▶ EXERCISE GOAL
Determine the number of lines below that contain the string "alamy", and state only that number.

▶ DATA PROVIDED
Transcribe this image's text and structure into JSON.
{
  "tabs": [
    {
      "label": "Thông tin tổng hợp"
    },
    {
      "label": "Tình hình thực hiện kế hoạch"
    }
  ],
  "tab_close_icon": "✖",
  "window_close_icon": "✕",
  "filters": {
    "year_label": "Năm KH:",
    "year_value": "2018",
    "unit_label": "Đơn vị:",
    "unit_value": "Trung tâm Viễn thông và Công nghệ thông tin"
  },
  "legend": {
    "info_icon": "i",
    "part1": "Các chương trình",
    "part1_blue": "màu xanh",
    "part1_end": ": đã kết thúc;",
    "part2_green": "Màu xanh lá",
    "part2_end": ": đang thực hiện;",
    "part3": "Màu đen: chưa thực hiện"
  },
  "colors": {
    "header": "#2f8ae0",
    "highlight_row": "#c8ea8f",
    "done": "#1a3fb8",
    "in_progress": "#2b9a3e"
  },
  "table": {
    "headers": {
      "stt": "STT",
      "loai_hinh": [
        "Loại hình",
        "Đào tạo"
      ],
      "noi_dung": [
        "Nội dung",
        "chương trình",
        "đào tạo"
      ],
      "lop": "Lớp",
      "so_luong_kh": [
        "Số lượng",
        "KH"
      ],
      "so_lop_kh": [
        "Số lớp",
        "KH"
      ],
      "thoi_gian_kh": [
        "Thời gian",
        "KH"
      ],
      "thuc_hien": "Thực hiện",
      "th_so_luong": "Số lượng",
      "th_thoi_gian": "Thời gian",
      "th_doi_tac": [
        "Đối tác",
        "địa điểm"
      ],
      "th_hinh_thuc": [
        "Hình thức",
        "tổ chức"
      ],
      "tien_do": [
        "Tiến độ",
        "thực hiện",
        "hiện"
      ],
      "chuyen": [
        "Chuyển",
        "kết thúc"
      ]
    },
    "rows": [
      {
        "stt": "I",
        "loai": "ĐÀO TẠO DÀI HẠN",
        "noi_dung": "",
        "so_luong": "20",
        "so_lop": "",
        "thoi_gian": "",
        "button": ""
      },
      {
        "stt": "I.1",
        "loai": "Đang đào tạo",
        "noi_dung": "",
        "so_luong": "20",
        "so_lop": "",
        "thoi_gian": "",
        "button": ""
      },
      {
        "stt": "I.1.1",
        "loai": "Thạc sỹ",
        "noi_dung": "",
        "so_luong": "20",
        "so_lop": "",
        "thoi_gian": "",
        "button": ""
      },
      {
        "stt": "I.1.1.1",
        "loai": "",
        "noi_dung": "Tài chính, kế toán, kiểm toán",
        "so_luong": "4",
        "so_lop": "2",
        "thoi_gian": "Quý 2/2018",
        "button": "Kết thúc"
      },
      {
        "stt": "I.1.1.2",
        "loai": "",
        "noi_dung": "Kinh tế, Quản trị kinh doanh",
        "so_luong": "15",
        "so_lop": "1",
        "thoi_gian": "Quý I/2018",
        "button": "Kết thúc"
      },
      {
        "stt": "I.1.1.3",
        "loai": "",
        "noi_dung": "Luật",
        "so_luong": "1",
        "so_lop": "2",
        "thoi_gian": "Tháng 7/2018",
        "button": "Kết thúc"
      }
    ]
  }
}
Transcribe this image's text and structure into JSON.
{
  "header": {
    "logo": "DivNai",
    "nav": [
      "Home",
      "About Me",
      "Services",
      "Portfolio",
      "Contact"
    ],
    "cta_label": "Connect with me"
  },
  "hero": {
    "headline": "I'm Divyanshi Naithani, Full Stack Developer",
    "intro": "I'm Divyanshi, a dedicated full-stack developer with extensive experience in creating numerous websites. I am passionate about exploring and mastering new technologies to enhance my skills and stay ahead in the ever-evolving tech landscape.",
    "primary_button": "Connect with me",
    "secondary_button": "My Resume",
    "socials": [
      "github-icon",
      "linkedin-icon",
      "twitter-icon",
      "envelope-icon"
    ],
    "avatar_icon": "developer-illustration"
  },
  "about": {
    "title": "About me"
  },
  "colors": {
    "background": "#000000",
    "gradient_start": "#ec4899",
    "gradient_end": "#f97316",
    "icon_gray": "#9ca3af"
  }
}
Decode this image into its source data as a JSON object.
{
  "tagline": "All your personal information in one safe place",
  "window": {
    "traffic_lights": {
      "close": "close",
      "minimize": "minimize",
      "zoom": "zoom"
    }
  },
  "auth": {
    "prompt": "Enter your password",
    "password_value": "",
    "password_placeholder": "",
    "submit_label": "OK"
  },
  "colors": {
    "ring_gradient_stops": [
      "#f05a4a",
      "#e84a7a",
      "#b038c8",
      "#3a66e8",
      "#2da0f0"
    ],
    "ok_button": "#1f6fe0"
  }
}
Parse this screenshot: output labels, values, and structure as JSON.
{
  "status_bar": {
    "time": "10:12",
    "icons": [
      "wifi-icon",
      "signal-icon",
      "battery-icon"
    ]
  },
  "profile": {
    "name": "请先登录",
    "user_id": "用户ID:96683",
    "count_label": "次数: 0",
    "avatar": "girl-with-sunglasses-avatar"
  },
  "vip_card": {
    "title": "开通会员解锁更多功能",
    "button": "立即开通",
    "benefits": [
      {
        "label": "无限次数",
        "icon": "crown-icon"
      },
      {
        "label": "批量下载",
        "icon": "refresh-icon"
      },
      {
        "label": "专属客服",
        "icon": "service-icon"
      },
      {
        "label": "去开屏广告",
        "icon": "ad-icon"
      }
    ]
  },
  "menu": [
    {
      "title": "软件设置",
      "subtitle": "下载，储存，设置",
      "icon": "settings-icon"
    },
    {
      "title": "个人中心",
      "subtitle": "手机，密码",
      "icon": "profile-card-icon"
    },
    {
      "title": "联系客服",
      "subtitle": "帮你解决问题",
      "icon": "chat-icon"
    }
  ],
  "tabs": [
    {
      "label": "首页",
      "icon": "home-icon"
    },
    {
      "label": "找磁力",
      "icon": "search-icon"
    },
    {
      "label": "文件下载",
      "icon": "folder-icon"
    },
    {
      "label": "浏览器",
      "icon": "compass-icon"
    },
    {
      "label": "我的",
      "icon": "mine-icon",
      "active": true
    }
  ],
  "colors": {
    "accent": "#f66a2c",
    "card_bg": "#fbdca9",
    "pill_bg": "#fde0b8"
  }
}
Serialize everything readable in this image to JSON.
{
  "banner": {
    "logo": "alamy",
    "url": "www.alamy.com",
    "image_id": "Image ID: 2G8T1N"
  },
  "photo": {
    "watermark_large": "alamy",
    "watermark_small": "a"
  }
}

▶ WRITTEN RESPONSE
3